Reducer: A coupling used to attach a smaller diameter hose to a larger diameter hose or outlet and vice versa.
Reid vapor pressure method: Method used by the American Society of Testing Materials to test vapor pressure. It is a measure of the volatility, or tendency to vaporize, of a liquid.
Seat of fire: The area where the main body of the fire is located. It is determined by the outward movement of heat and gases and where the fire has burned through the deepest.
Self-closing fire door: a fire resistant door (normally kept closed) which, when opened, is returned to a closed position by a closing device.
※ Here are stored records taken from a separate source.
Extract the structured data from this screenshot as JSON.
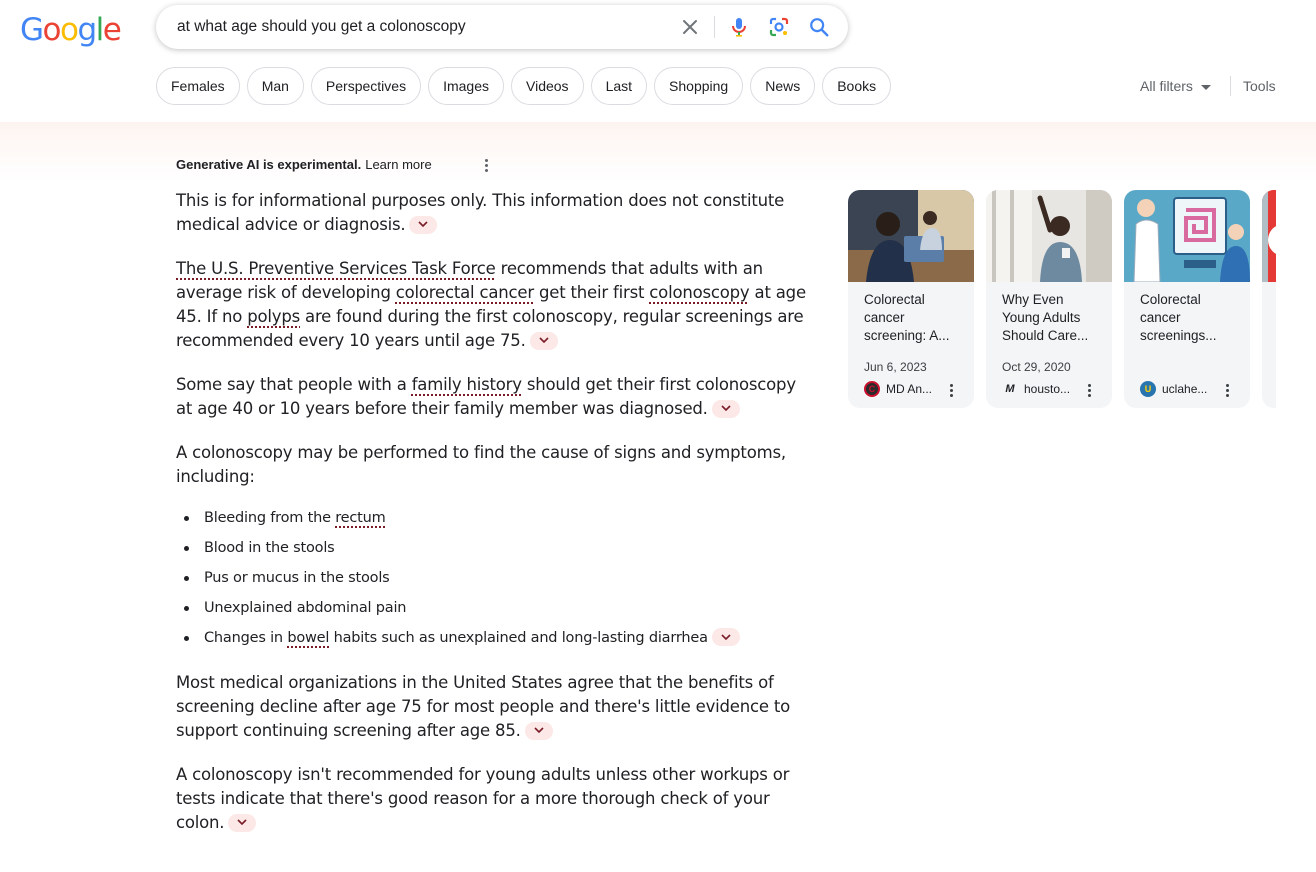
{
  "header": {
    "logo": "Google",
    "search_query": "at what age should you get a colonoscopy"
  },
  "chips": [
    "Females",
    "Man",
    "Perspectives",
    "Images",
    "Videos",
    "Last",
    "Shopping",
    "News",
    "Books"
  ],
  "toolbar": {
    "all_filters": "All filters",
    "tools": "Tools"
  },
  "ai": {
    "experimental": "Generative AI is experimental.",
    "learn_more": "Learn more",
    "p1": "This is for informational purposes only. This information does not constitute medical advice or diagnosis.",
    "p2": {
      "link1": "The U.S. Preventive Services Task Force",
      "t1": " recommends that adults with an average risk of developing ",
      "link2": "colorectal cancer",
      "t2": " get their first ",
      "link3": "colonoscopy",
      "t3": " at age 45. If no ",
      "link4": "polyps",
      "t4": " are found during the first colonoscopy, regular screenings are recommended every 10 years until age 75."
    },
    "p3": {
      "t1": "Some say that people with a ",
      "link1": "family history",
      "t2": " should get their first colonoscopy at age 40 or 10 years before their family member was diagnosed."
    },
    "p4": "A colonoscopy may be performed to find the cause of signs and symptoms, including:",
    "bullets": {
      "b1_t": "Bleeding from the ",
      "b1_link": "rectum",
      "b2": "Blood in the stools",
      "b3": "Pus or mucus in the stools",
      "b4": "Unexplained abdominal pain",
      "b5_t1": "Changes in ",
      "b5_link": "bowel",
      "b5_t2": " habits such as unexplained and long-lasting diarrhea"
    },
    "p5": "Most medical organizations in the United States agree that the benefits of screening decline after age 75 for most people and there's little evidence to support continuing screening after age 85.",
    "p6": "A colonoscopy isn't recommended for young adults unless other workups or tests indicate that there's good reason for a more thorough check of your colon."
  },
  "cards": [
    {
      "title": "Colorectal cancer screening: A...",
      "date": "Jun 6, 2023",
      "source": "MD An..."
    },
    {
      "title": "Why Even Young Adults Should Care...",
      "date": "Oct 29, 2020",
      "source": "housto..."
    },
    {
      "title": "Colorectal cancer screenings...",
      "date": "",
      "source": "uclahe..."
    }
  ],
  "colors": {
    "google_blue": "#4285F4",
    "google_red": "#EA4335",
    "google_yellow": "#FBBC05",
    "google_green": "#34A853",
    "dotted_underline": "#7a1b28",
    "expand_chip": "#fce8e6"
  },
  "icons": [
    "close-icon",
    "microphone-icon",
    "lens-icon",
    "search-icon",
    "more-vert-icon",
    "chevron-down-icon"
  ]
}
Self-contained breathing apparatus: (SCBA): A device providing air or oxygen to the user who wears the entire device; thus the user is completely mobile. However, the device can supply air or oxygen for only a limited amount of time.
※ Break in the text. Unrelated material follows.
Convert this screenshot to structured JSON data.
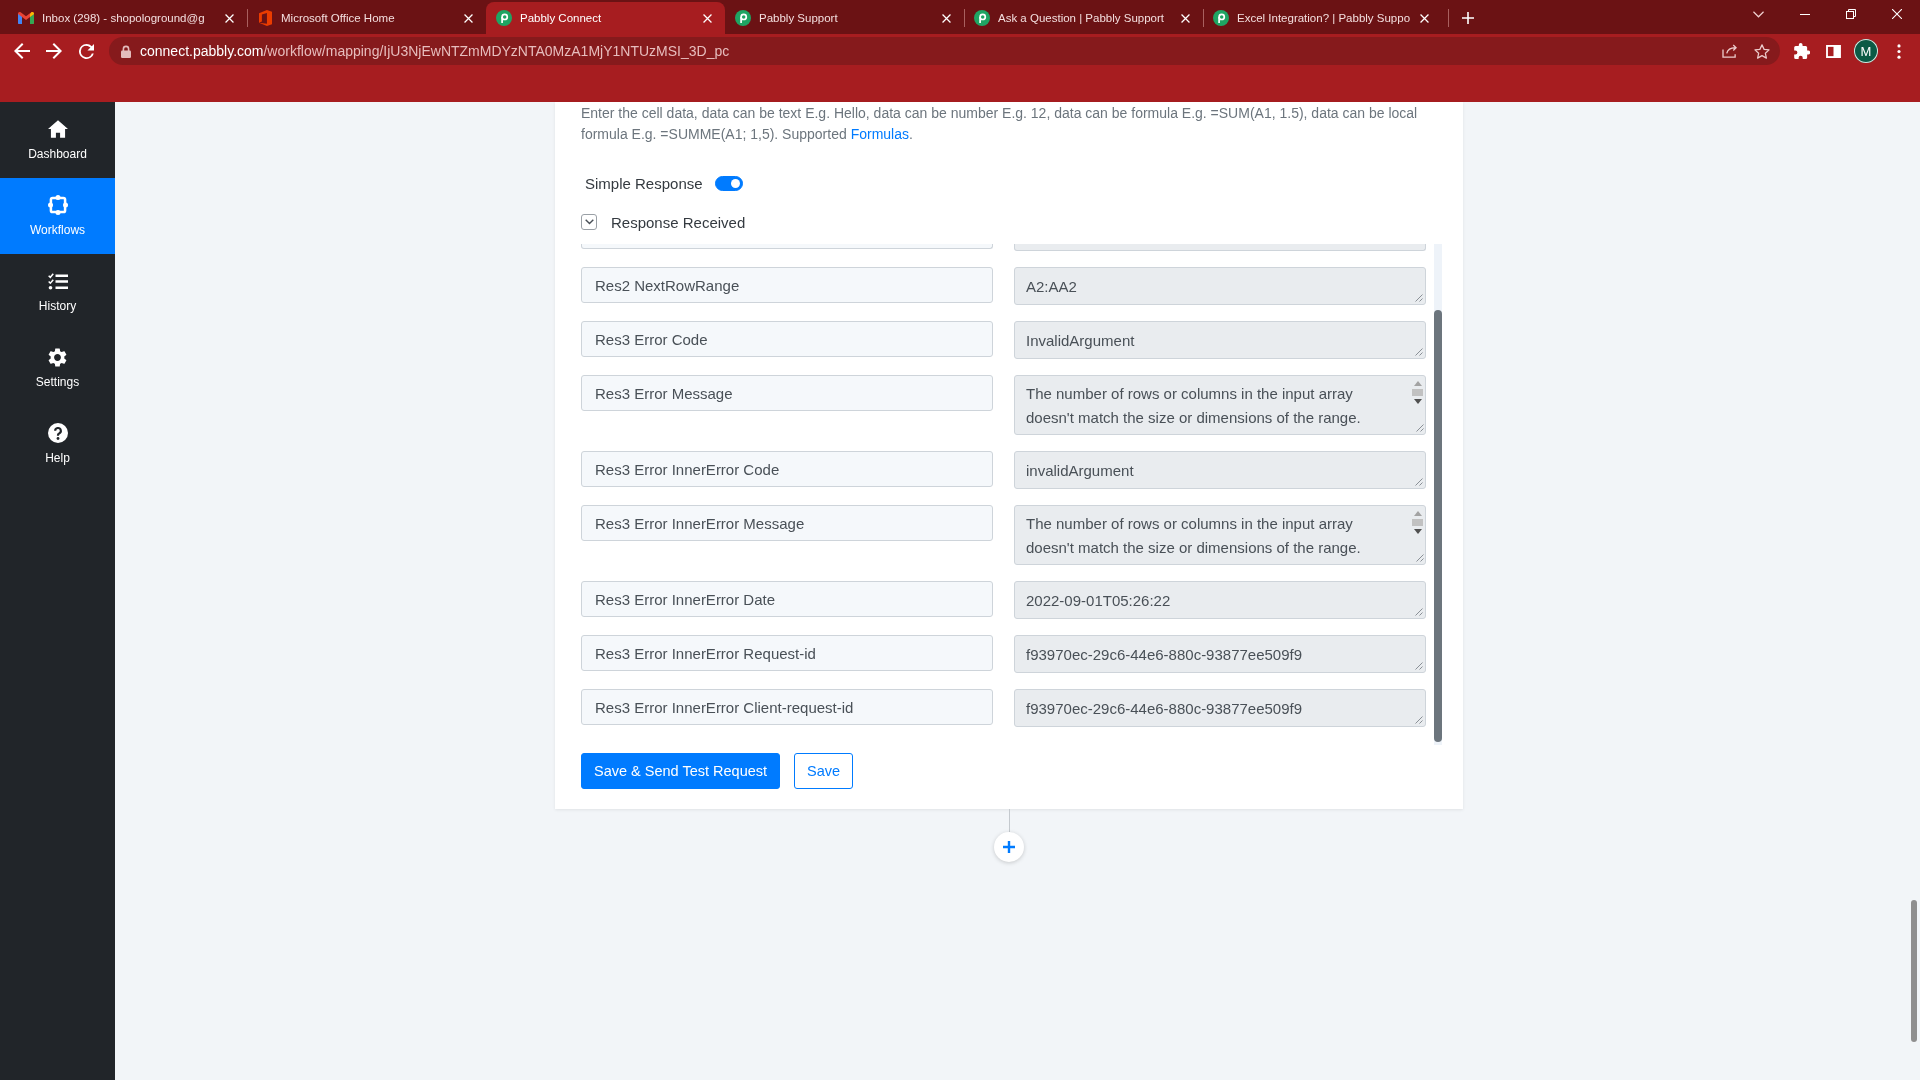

Semiportable fire extinguisher: One from which a hose can be run out to the fire. The other components are fixed in place.
Smoke: A visible product of fire made up of carbon and other unburned substances in the form of suspended particles. It also carries the vapors of water, acids and other chemicals, which can be poisonous or irritating when inhaled.
Smoke detection system: A device that samples the air to detect the presence of smoke particles in the monitored area, and then sends an alarm.
Smoldering: To burn and smoke without flame, to exist ill a state of suppressed activity.
Smothering: A method of fire extinguishment that separates the fuel from the oxygen; an attack on the edge of the fire tetrahedron where the fuel and oxygen sides meet (also see fire tetrahedron).
Solid stream: See straight stream.
Spanner wrench: A special tool designed specifically for tightening or breaking apart fire-hose connections.
Speaking diaphragm: That part of the facepiece, located directly in front of the wearer’s mouth that projects the wearer’s voice with little or no distortion.
Spill fire: When burning flammable liquids spill onto the deck. Often involves intense flame and heat due to the relatively large surface for evaporation of liquids.
Spontaneous ignition: A fire that occurs without a flame, spark, hot surface or other outside source of ignition.
Static electricity: Charges of electricity accumulated on opposing and usually moving surfaces having negative and positive charges, respectively. A hazard exists where the static potential is sufficient to discharge a spark in the presence of flammable vapors or combustible dusts.
Static pressure: The water pressure available at a specific location where no flow is being used and where there are no pressure losses due to friction.
Station bill: A muster list outlining the special duties and duty station of each member of the crew during emergencies, as well as the signals for these emergencies.
Steam smothering: an installed system found on older ships used to protect spaces where fire was likely to occur, such as engine room, cargo spaces, paint lockers, and so forth.
Slopover: An event that occurs when water is introduced into a tank of very hot liquid, causing the liquid to froth and spatter.
Straight stream: Solid stream; a method of projecting a stream of water formed by a nozzle that is fitted to a fire hose. The nozzle is tapered to a size less than one-half the diameter of the hose end. This smaller opening increases the velocity of the water and gives it greater throwing power.
Strainers: Wire or metal cages installed in the fire main system to keep debris from clogging up the lines. Some strainers are located at the fire stations for periodic cleaning out purposes.
Thermal lag: the difference between the temperature of the surrounding air and the temperature necessary to activate the fire detector.
Thick water: Water that has been treated with a chemical to decrease its ability to flow. It thus forms a thick wall that clings to burning material and remains in place longer than ordinary water.
Tri-gate: A device used to reduce the hoseline size and provide three outlets.
Wet water: water that has been treated with a chemical agent to lower its surface tension, thus allowing it to penetrate porous materials more easily.
Wheatstone bridge: A device for measuring electrical resistance.
Wye gate: A device in the shape of a “Y” used to reduce the hoseline size and separate the lines.